Untitled Document

A Social History of Tea

Bruce Richardson joins London's Jane Pettigrew for an expanded edition of

A Social History of Tea


Danville, Ky. – British writer and tea historian Jane Pettigrew has joined forces again with American tea writer Bruce Richardson to chronicle the fascinating story of tea’s influence on British and American culture, commerce and community spanning nearly four centuries. These two leading tea professionals have seen first-hand the current tea renaissance sweeping modern culture and have written over two dozen books on the subject of tea, including the most-used tea reference book, The New Tea Companion.

No beverage has shaped Western civilization more than the ancient elixir - tea. In this new expanded edition, readers follow tea's amazing journey from Canton to London, Boston and beyond as these two leaders of today's tea renaissance weave a fascinating story detailing how the leaves of a simple Asian plant shaped the culture, commerce, arts and politics of both the United Kingdom and the United States.


21c Hotel

21c Museum/Hotels Turns to Elmwood Inn Fine Teas for their new Cincinnati and Lexington Locations

Danville, Ky. – Louisville's acclaimed 21c Museum Hotel launched  locations in downtown Cincinnati and Lexington recently and both properties asked Elmwood Inn Fine Teas to supply teas in their restaurants. Chefs at Metropole (Cincinnati) and Lockbox (Lexington) approached owner Bruce Richardson to design their loose-leaf tea programs and come up with signature 21c house blends.  Both locations chose their own unique house blend that meet the needs of their local customers.

Richardson also provided training so that the staff could feel comfortable talking with customers about which tea to choose to accompany a meal. Servers also learned steeping techniques for a variety of black, green and caffeine-free teas. Tea sales at both locations have steadily climbed as more and more well-traveled diners are turning to tea as their hot beverage of choice.


Boston Tea Party Ships & Museum

Boston Tea Party Ships & Museum Names Bruce Richardson as Tea Master

Boston, MA. December 9, 2011  Bruce Richardson, one of America’s best-known experts and tea sommeliers, has been named the official Tea Master for the new Boston Tea Party Ships & Museum. For over 20 years, Richardson has traveled the world discovering and cataloging tea's incredible history. His travels led him to writing, photographing, and sharing his experiences at tea, literary, and historical events across the country.

As Tea Master for the Boston Tea Party Ships & Museum, Richardson is in charge of designing a line of historic teas for sale in the gift shop and in the 100-seat Abigail's Tea Room that sits atop the Boston Harbor museum.  The historic teas will be based on the Chines teas that were thrown into Boston Harbor on December 16, 1773.

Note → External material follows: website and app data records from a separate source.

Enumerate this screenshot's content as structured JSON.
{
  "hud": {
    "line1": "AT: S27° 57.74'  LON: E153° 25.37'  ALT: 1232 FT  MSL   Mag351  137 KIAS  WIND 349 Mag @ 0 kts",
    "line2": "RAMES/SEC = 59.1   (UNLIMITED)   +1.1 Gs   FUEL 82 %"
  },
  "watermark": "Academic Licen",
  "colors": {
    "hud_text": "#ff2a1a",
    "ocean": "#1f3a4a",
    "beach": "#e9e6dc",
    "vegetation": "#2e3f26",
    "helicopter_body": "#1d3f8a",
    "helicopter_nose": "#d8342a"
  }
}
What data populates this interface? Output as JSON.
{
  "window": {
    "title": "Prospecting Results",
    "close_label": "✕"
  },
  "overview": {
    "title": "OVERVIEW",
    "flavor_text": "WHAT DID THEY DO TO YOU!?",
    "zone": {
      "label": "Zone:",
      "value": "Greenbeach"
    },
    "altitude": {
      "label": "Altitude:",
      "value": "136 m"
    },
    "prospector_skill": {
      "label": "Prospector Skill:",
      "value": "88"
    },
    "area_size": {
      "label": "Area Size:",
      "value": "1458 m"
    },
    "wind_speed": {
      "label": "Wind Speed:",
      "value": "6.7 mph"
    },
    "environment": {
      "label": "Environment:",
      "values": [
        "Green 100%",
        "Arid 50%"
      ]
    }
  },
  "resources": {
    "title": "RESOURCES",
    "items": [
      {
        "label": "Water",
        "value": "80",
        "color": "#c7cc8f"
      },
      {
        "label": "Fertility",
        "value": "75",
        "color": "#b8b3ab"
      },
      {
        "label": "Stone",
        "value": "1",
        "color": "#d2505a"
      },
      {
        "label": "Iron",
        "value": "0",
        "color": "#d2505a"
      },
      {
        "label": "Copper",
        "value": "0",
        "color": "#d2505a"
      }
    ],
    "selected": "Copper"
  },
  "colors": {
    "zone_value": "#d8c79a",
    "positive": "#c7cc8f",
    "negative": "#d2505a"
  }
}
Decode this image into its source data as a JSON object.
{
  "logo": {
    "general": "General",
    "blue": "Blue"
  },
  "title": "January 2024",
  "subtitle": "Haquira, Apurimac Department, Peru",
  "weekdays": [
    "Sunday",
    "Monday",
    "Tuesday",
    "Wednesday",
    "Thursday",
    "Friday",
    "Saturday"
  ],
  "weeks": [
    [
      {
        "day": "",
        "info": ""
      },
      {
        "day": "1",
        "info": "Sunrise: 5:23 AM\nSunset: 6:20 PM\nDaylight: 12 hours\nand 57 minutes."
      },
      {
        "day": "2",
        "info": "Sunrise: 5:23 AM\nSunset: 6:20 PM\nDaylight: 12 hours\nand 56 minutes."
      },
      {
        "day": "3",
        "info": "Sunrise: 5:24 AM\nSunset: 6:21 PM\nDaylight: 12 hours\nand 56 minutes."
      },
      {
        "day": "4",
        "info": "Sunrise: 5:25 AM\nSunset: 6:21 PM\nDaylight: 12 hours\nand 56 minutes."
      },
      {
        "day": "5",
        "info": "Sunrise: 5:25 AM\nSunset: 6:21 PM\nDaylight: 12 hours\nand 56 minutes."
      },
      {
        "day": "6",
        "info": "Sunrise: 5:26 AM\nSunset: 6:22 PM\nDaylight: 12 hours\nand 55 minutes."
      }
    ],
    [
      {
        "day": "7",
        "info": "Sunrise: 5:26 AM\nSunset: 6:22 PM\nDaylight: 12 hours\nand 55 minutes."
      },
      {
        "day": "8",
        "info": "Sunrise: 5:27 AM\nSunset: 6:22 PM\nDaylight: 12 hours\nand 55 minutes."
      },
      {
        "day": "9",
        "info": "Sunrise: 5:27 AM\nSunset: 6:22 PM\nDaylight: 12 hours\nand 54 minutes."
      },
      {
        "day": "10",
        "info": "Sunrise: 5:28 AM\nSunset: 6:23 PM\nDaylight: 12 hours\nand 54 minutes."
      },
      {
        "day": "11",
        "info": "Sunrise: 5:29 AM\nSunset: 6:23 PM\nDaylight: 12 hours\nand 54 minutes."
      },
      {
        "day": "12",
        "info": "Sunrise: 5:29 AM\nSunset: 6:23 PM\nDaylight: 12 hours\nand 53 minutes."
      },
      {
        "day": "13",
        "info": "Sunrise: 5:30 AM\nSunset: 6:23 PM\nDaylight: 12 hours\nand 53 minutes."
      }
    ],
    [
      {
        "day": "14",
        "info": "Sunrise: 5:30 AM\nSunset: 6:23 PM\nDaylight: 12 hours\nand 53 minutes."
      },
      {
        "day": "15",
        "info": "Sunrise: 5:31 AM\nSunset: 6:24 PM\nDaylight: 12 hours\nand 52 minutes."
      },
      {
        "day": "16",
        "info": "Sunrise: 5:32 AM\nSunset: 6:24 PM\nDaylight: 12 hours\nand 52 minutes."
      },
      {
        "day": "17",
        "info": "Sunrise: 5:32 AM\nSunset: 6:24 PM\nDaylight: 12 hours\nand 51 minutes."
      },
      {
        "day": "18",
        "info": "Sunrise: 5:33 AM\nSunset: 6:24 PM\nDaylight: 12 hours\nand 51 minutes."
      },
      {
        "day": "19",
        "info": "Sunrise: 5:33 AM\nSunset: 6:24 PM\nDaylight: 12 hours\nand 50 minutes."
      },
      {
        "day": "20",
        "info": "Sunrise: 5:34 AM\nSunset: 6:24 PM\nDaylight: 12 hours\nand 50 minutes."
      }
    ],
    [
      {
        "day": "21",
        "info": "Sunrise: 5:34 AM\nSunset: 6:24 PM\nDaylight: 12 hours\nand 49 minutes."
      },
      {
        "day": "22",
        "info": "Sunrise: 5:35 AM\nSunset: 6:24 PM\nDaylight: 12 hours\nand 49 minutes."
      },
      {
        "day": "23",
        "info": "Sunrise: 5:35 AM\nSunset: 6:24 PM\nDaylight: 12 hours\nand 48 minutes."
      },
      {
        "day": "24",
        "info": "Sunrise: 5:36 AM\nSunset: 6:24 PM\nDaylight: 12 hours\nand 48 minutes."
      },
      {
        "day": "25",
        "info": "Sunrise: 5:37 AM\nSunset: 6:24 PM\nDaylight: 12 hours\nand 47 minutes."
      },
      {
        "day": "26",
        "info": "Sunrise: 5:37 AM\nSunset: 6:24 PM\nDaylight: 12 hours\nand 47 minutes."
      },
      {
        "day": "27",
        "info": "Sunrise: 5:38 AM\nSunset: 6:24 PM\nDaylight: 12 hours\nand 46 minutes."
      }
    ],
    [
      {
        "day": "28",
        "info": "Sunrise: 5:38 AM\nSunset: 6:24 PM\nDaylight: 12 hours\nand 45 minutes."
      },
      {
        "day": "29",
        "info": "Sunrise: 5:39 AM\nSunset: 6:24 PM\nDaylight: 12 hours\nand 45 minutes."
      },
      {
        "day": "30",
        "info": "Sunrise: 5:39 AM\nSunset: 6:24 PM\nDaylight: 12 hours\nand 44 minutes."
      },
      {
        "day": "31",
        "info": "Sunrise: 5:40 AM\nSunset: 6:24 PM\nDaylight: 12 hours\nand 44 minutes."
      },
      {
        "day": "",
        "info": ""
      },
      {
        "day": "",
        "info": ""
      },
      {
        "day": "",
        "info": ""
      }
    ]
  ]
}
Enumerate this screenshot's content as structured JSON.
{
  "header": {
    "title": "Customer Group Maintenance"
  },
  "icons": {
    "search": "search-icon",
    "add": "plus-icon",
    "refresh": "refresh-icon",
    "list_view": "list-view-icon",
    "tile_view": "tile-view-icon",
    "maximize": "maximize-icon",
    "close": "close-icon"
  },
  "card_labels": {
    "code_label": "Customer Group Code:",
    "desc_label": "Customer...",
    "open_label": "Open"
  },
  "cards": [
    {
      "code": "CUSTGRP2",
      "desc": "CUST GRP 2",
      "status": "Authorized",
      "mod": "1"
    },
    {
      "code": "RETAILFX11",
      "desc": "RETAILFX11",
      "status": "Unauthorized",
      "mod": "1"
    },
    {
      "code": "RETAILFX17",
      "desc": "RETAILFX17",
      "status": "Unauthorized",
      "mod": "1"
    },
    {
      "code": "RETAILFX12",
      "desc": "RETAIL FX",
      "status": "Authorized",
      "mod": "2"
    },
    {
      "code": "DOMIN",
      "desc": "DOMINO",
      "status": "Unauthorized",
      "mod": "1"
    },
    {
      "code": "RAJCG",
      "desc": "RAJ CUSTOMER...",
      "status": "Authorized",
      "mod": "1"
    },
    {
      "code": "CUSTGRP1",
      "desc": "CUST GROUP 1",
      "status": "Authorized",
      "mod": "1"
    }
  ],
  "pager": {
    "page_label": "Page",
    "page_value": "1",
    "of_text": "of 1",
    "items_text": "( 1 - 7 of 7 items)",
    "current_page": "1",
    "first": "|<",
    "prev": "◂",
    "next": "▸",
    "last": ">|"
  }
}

The Book of Tea Okakur Kakuzo

Bruce Richardson Updates The Book of Tea for Today's Audience

Okakura Kakuzo's classic 1906 book on tea and art

Both Georgia O'Keeffe and Frank Lloyd Wright attribute much of their art spirit to the original The Book of Tea, written in English in 1906 by Okakura Kakuzo. He was born in a Yokohama silk store in 1862 and educated by American missionaries, Harvard-trained professors, and Buddhist monks. With one foot in the East and one in the West, he helped save many of his country's art treasures during Japan's rush to embrace Western culture at the end of the 19th century.

Okakura was appointed head of the Asian Arts Department at the Boston Museum of Art in 1904, where he discovered the best way to introduce the East to the West was through the common metaphor of tea. It would be hard to find a more fascinating character than this mysterious wise man who became Boston's high priest of art, spirituality, and the unique Japanese concept of teaism. His captivating life crossed paths with countless luminaries of the Gilded Age and he was the guest everyone — especially women — wanted at their dinner parties.

Bruce Richardson has edited and illustrated this classic work for a contemporary audience who see tea as a way of life rather than a commodity.


Tea & Etiquette 2009 Edition


Taking Tea for Business and Pleasure

by Dorothea Johnson and Bruce Richardson

Dorothea Johnson and Bruce Richardson love to share the observation by the head waiter at London’s famed Ritz Hotel who says "He can always spot an American because they have their pinkies gloriously raised to the gilded ceiling as they sip their cup of Earl Grey."

Johnson and Richardson address that misconception and other frequent “tea faux pas” in their new edition of Tea and Etiquette: Taking Tea for Business and Pleasure. Johnson is the founder of The Protocol School of Washington and Richardson is an American tea blender and author of numerous books on the subject of tea.